Do Minnesotans Move to Escape the Estate Tax?

The weight of the evidence points to a strong yes

Key Points

In 2001, Congress repealed the state death tax credit.  For a long time this credit had effectively paid state death taxes on behalf of estates from the federal treasury, meaning the state tax posed no additional burden to estates.  Without the credit, state death taxes pose a substantial burden, and so most states abandoned them. States that retained their death taxes began to quickly feel competitive pressure to lower or eliminate them. For these states, the most hotly debated question over the tax is whether people move their legal residence to avoid it.  This question is particularly important for Minnesota because the state’s estate tax makes Minnesota an expensive outlier. 

So, do people move to avoid Minnesota’s estate tax?  Unfortunately, there’s no reliable empirical research available to answer the question. Without good empirical research, policy decisions to reform or eliminate the estate tax must be based on other types of evidence.

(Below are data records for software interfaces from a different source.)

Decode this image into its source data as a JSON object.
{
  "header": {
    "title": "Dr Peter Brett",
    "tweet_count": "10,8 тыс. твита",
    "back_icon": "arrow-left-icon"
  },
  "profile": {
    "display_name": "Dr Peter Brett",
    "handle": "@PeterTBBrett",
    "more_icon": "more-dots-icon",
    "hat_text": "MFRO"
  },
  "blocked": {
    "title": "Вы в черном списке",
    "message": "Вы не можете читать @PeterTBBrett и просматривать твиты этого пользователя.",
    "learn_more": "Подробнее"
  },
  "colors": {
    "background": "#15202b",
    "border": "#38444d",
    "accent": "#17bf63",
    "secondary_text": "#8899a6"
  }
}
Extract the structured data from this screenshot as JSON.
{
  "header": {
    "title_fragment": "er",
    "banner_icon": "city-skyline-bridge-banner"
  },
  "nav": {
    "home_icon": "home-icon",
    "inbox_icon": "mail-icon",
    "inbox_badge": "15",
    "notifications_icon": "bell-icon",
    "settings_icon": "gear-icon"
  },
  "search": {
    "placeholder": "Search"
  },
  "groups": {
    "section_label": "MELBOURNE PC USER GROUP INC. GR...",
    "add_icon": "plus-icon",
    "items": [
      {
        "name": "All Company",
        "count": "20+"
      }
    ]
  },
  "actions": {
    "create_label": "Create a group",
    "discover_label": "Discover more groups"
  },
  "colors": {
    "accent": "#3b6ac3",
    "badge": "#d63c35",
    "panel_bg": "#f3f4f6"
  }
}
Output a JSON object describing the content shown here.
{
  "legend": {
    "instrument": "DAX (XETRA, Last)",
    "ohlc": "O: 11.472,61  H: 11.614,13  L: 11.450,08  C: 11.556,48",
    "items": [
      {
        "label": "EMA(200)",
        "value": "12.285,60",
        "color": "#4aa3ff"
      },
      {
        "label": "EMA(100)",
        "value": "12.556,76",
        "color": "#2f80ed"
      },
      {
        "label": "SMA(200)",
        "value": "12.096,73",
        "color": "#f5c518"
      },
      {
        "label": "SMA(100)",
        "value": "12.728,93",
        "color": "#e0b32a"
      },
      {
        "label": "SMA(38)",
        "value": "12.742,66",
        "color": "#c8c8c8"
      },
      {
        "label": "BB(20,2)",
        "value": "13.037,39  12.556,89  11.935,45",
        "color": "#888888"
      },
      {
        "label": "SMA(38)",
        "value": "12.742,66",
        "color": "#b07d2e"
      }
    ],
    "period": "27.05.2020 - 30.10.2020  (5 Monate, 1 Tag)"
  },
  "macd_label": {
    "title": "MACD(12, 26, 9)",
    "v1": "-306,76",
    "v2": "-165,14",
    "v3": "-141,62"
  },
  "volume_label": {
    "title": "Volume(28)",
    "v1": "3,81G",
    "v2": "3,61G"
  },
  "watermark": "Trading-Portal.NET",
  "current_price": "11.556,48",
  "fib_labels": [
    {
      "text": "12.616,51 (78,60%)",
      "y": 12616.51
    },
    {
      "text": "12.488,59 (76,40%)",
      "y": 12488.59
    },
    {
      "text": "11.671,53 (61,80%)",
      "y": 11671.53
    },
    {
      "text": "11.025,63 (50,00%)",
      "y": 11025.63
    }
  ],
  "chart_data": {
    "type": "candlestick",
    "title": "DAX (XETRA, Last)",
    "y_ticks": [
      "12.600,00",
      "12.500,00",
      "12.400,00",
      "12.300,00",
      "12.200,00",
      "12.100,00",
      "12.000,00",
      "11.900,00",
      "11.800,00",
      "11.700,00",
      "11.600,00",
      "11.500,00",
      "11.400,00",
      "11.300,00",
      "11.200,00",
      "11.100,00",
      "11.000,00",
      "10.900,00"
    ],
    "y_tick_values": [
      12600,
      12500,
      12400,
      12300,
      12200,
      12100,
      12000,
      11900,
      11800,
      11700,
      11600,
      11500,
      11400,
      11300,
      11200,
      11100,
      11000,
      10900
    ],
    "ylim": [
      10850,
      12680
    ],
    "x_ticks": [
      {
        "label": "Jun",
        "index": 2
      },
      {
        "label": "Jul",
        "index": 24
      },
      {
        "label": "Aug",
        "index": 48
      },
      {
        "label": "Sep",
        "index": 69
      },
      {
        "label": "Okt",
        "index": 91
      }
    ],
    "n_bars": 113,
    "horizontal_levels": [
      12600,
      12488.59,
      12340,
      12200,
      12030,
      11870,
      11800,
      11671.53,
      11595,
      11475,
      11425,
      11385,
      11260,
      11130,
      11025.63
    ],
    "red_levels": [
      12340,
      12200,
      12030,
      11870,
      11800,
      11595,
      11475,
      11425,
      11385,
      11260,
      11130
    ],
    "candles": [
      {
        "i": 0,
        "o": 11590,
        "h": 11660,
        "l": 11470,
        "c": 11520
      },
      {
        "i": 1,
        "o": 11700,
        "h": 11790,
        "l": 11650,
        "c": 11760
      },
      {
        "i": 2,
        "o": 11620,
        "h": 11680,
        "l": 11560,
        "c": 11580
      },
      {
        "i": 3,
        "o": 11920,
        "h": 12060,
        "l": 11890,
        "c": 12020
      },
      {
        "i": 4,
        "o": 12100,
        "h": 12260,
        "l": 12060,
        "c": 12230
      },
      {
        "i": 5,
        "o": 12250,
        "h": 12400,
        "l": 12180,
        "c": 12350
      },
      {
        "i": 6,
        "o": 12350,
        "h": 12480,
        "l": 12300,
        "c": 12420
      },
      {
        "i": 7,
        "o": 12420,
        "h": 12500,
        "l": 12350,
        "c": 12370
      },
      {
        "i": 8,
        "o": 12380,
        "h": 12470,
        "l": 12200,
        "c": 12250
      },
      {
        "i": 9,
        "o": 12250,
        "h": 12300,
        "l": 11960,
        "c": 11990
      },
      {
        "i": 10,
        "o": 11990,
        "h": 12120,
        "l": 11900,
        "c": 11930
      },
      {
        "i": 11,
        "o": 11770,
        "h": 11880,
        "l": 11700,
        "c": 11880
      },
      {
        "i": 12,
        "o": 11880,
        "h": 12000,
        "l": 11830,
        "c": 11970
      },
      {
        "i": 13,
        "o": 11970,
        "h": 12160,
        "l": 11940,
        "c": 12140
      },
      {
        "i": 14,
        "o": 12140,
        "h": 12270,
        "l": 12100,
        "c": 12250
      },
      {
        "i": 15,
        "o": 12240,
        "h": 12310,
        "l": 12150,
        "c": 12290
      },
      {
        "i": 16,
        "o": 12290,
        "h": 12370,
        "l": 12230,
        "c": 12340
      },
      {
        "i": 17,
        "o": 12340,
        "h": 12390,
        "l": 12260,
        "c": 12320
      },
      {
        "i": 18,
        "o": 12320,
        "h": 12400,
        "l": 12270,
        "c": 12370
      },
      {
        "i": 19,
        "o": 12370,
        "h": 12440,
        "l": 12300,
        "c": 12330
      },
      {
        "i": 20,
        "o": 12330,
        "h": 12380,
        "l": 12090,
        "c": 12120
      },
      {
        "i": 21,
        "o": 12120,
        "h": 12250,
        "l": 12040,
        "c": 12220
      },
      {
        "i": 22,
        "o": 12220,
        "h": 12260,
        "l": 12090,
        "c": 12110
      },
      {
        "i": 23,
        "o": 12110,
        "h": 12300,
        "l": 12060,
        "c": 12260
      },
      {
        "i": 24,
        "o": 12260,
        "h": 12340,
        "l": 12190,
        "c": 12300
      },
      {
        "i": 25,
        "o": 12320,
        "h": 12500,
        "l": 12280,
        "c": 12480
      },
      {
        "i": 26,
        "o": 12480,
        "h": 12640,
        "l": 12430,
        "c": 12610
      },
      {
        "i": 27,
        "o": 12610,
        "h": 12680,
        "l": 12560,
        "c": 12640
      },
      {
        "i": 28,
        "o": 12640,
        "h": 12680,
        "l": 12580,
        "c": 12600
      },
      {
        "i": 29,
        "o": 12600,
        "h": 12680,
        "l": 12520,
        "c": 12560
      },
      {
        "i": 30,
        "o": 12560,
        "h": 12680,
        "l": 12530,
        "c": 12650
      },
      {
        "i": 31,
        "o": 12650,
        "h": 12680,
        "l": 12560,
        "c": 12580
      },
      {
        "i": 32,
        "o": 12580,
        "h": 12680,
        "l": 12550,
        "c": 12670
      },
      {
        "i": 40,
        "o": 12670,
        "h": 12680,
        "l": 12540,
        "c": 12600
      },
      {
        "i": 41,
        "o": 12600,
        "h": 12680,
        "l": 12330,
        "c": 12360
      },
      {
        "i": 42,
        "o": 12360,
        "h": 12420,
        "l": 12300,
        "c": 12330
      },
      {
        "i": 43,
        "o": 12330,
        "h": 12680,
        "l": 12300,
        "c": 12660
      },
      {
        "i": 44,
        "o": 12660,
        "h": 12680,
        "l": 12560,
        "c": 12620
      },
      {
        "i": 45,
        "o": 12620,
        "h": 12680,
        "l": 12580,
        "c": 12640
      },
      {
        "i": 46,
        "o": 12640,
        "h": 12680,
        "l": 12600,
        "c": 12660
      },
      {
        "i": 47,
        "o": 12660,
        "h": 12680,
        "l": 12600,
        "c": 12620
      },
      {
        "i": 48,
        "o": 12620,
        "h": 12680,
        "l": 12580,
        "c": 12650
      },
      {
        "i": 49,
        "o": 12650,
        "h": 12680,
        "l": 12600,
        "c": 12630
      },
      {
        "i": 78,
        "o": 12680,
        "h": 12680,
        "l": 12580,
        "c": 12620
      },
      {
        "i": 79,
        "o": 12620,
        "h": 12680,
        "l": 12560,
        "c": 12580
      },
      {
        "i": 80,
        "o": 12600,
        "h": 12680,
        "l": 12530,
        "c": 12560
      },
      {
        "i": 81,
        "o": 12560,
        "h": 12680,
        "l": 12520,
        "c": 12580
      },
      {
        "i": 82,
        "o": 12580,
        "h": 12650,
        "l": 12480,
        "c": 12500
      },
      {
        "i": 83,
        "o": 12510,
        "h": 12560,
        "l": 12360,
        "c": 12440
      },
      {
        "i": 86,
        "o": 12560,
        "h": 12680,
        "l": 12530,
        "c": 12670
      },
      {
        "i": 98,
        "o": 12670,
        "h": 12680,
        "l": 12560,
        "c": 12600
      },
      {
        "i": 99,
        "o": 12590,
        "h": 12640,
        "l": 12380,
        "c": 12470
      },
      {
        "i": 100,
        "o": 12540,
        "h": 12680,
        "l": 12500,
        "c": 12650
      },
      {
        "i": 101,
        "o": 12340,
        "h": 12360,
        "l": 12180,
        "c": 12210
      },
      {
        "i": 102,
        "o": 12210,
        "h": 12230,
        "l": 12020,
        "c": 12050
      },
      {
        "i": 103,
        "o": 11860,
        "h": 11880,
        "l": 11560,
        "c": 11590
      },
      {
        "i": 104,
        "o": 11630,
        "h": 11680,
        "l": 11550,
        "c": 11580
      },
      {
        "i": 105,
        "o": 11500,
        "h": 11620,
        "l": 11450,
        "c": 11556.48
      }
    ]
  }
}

Still, the following evidence does strongly suggest some Minnesotans move to avoid the estate tax.

  • Considering the ease in moving to a second home, it is plain common sense that many Minnesotans take advantage of this opportunity to avoid the state’s estate tax.
  • The existence of an estate planning industry that advises people to move is prima facie evidence that some Minnesotans take the advice and move.
  • In surveys, estate planners report estate taxes strongly influence decisions to move.
  • Anecdotal evidence from estate planners and anyone who knows someone of wealth supports these survey findings.
  • The average value of estates reported on federal returns are now substantially larger in states with no estate tax, consistent with wealthier people moving to states with no estate tax.
  • Immobile farms make up a larger-than-expected portion of wealth reported on Minnesota estate tax returns, consistent with mobile assets moving to avoid the estate tax and leaving behind a larger share of immobile assets.
  • Minnesota tends to lose people to lower tax states and gain people from higher tax states. 
  • Minnesota loses income from taxpayers earning more than $200,000—those most likely to hold estates subject to Minnesota’s estate tax—at one of the worst rates in the country.